## [Task item]
Filter the records below and copy every line containing the word "that".

=== Begin Enclosure ===

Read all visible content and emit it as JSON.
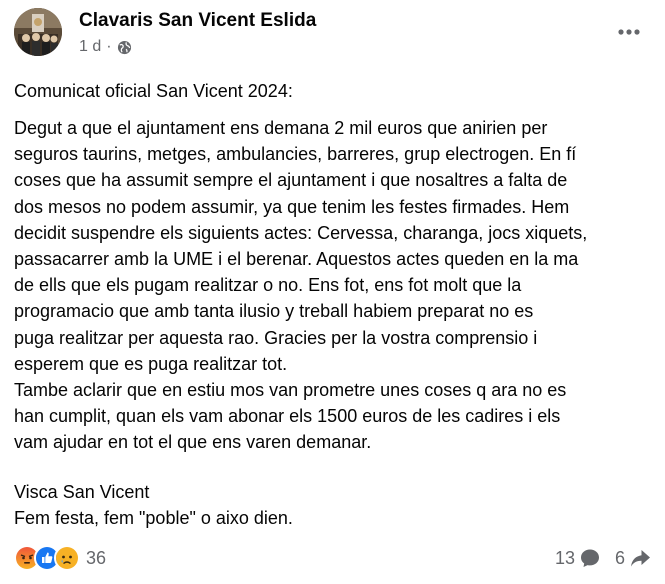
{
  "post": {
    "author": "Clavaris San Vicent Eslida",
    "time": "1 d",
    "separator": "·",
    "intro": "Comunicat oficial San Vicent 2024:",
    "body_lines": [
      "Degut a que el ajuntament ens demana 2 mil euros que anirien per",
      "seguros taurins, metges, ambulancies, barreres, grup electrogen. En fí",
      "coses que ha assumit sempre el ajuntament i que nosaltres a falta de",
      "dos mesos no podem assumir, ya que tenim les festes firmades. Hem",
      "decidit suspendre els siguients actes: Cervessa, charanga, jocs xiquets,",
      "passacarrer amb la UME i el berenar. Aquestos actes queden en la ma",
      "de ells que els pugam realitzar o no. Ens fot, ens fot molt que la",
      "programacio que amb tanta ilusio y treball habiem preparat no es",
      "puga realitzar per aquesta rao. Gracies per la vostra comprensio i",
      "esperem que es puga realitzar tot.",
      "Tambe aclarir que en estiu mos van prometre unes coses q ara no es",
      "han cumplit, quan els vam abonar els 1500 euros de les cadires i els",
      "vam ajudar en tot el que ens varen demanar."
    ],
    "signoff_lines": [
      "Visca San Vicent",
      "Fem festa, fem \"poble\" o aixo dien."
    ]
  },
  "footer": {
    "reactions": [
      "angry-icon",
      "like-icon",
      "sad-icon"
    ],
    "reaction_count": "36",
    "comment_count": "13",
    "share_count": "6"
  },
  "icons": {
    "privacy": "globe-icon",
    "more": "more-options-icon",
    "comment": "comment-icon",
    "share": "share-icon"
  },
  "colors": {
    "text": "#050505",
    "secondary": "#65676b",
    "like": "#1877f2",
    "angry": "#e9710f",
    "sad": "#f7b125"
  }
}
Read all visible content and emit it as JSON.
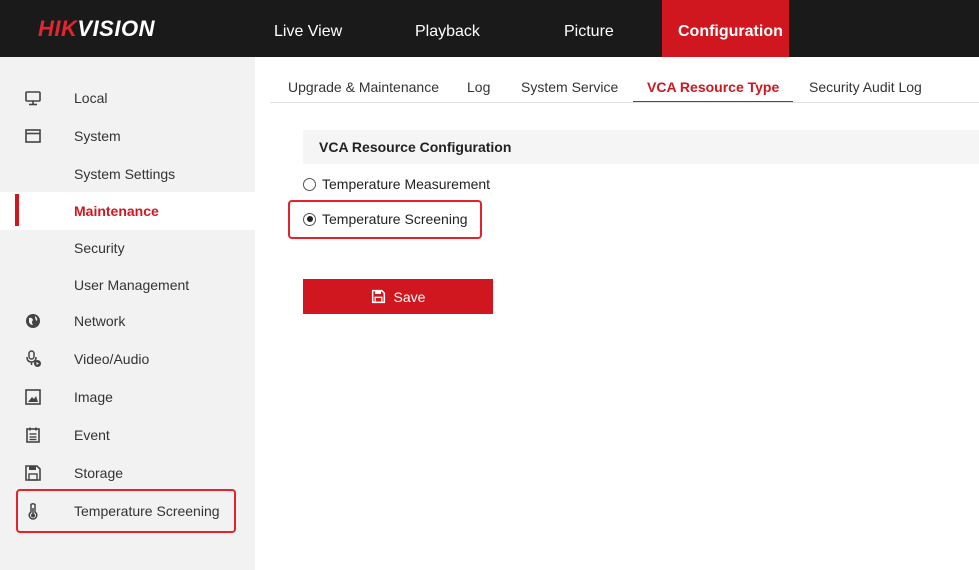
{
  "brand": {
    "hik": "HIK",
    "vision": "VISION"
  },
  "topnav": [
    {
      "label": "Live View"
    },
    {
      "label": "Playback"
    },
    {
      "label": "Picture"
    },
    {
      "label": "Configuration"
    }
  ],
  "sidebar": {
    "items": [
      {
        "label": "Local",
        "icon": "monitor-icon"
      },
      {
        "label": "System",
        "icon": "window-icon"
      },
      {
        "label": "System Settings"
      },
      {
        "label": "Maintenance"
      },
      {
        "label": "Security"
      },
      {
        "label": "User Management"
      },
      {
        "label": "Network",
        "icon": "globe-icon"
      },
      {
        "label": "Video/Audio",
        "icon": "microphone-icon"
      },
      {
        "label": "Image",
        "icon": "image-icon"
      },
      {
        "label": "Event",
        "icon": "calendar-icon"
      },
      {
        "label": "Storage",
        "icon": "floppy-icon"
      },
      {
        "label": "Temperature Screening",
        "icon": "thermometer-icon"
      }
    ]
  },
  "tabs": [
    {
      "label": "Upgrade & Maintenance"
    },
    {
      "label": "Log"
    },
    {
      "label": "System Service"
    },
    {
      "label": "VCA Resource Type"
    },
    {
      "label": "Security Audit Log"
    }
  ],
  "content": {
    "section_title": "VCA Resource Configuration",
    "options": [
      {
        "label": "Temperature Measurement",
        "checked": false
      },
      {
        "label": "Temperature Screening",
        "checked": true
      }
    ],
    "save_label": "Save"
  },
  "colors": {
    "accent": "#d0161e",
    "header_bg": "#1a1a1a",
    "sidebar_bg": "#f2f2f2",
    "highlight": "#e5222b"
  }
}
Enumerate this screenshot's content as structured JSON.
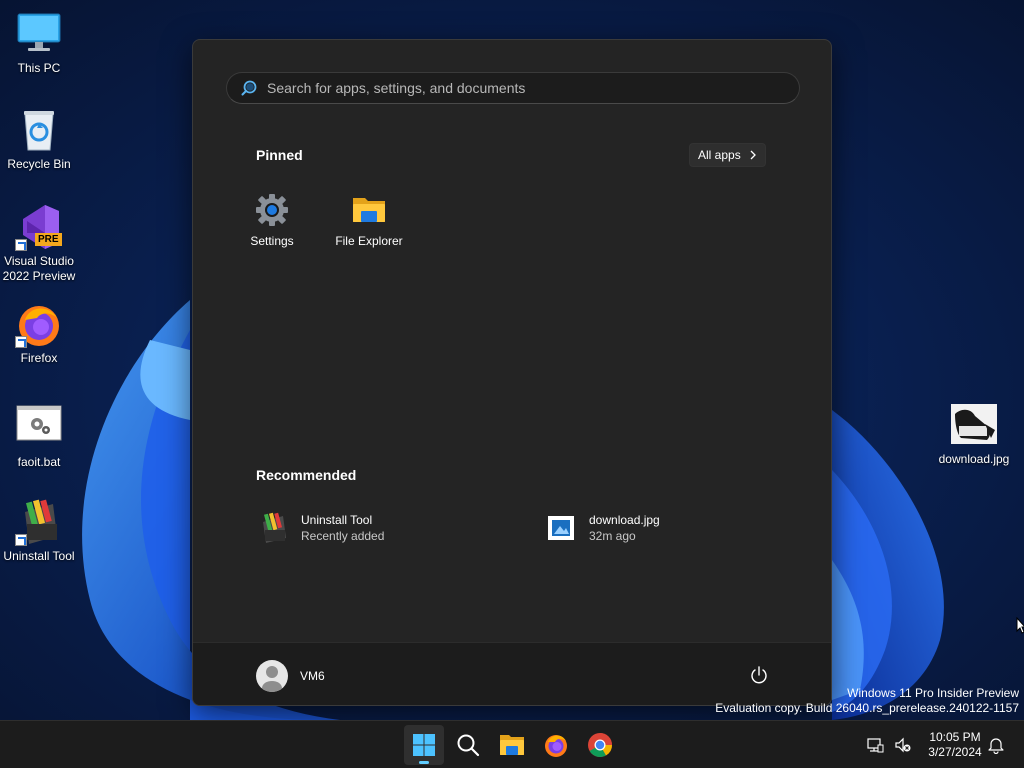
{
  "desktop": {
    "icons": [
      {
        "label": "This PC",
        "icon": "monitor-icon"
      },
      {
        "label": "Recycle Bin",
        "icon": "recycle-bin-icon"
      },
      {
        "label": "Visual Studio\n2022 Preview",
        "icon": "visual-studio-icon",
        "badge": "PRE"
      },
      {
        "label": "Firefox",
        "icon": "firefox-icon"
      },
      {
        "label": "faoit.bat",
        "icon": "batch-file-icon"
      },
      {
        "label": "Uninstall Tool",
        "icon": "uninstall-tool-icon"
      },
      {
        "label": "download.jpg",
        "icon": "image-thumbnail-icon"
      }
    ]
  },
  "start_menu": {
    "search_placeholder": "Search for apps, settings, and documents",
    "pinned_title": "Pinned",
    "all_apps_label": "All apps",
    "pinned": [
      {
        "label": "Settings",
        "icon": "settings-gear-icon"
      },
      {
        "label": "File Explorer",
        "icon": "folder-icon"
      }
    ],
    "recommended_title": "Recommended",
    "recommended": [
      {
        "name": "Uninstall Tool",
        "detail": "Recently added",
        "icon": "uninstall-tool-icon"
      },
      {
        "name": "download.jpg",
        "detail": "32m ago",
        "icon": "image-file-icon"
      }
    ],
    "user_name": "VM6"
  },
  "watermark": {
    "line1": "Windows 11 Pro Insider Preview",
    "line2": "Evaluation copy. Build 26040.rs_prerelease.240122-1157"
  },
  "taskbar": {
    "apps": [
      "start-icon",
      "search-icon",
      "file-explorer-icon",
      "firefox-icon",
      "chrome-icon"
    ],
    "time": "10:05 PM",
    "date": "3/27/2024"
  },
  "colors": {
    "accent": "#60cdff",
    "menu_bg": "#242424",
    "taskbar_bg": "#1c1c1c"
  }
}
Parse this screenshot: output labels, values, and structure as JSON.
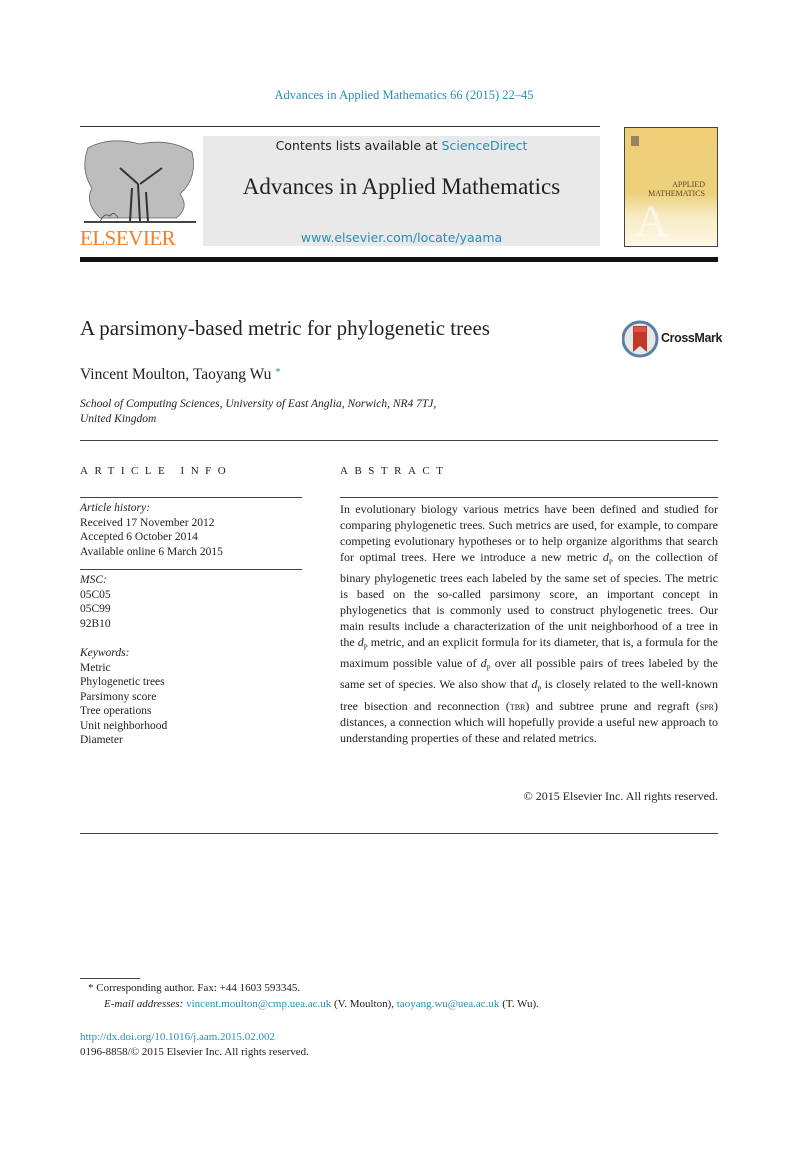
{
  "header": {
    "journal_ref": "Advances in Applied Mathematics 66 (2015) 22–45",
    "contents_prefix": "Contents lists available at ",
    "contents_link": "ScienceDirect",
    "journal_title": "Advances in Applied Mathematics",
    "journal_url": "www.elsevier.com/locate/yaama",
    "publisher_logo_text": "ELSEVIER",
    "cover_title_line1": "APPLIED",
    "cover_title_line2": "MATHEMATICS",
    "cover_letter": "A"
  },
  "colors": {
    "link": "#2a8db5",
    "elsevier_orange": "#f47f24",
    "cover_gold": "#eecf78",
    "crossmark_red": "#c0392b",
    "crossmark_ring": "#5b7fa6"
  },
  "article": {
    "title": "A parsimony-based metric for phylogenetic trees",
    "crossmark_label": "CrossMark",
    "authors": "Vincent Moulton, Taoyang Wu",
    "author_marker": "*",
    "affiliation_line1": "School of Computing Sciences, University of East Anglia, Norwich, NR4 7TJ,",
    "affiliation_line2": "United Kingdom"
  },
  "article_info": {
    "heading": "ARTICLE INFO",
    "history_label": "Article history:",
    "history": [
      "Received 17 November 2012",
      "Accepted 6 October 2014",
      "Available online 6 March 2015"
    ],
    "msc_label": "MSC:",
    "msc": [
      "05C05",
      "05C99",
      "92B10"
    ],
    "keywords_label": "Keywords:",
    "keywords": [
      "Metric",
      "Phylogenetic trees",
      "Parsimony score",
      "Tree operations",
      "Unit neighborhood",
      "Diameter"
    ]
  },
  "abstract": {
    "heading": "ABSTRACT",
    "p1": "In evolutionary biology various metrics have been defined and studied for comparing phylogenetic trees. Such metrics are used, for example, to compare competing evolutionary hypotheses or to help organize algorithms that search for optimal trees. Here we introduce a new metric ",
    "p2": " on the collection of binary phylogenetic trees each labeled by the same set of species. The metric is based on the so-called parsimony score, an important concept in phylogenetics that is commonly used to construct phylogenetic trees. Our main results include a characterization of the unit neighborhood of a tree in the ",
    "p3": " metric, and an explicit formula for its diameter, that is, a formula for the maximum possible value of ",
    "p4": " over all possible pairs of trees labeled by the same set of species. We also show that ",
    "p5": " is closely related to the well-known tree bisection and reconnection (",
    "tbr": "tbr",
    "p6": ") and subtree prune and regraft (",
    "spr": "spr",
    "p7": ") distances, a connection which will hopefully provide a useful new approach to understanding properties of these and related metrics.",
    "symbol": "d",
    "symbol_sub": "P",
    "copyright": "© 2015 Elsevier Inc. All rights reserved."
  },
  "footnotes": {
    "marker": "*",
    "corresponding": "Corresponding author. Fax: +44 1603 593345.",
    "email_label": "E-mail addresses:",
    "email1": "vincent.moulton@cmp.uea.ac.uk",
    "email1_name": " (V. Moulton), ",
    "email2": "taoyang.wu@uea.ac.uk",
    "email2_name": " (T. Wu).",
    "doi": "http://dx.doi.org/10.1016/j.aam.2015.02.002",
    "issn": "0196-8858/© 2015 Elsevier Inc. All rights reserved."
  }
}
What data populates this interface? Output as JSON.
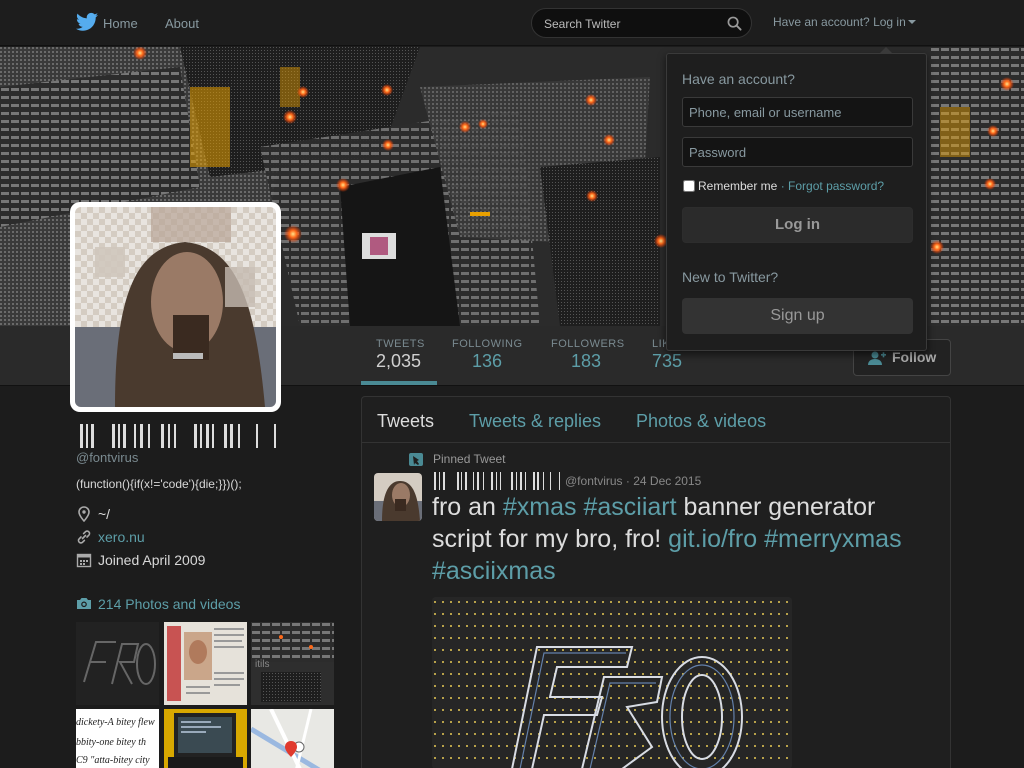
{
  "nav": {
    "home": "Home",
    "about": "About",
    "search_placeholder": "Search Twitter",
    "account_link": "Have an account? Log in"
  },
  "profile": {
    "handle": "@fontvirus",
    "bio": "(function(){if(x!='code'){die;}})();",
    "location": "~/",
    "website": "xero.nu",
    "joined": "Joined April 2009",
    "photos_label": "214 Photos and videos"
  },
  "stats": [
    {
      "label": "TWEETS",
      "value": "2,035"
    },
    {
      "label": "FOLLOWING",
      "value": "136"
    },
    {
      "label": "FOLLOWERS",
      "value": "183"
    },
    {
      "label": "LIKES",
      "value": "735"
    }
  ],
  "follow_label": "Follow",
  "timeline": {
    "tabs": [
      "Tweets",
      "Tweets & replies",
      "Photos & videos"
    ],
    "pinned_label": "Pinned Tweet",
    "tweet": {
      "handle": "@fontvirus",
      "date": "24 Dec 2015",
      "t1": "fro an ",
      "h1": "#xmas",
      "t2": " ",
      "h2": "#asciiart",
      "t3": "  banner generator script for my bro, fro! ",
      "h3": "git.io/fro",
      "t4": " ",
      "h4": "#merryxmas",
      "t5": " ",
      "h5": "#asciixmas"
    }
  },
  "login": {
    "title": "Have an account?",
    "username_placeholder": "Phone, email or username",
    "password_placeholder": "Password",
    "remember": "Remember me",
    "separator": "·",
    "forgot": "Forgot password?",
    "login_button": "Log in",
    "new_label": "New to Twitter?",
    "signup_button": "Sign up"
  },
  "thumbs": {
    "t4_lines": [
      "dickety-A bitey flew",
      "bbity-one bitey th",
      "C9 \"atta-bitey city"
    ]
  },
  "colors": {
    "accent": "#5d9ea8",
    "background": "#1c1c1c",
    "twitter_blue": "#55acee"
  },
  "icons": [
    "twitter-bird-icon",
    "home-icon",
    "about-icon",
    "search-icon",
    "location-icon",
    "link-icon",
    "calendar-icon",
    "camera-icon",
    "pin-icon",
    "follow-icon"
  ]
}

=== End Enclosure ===

## [Result for this task]
    "p1": "In evolutionary biology various metrics have been defined and studied for comparing phylogenetic trees. Such metrics are used, for example, to compare competing evolutionary hypotheses or to help organize algorithms that search for optimal trees. Here we introduce a new metric ",
    "p2": " on the collection of binary phylogenetic trees each labeled by the same set of species. The metric is based on the so-called parsimony score, an important concept in phylogenetics that is commonly used to construct phylogenetic trees. Our main results include a characterization of the unit neighborhood of a tree in the ",
    "p3": " metric, and an explicit formula for its diameter, that is, a formula for the maximum possible value of ",
    "p4": " over all possible pairs of trees labeled by the same set of species. We also show that ",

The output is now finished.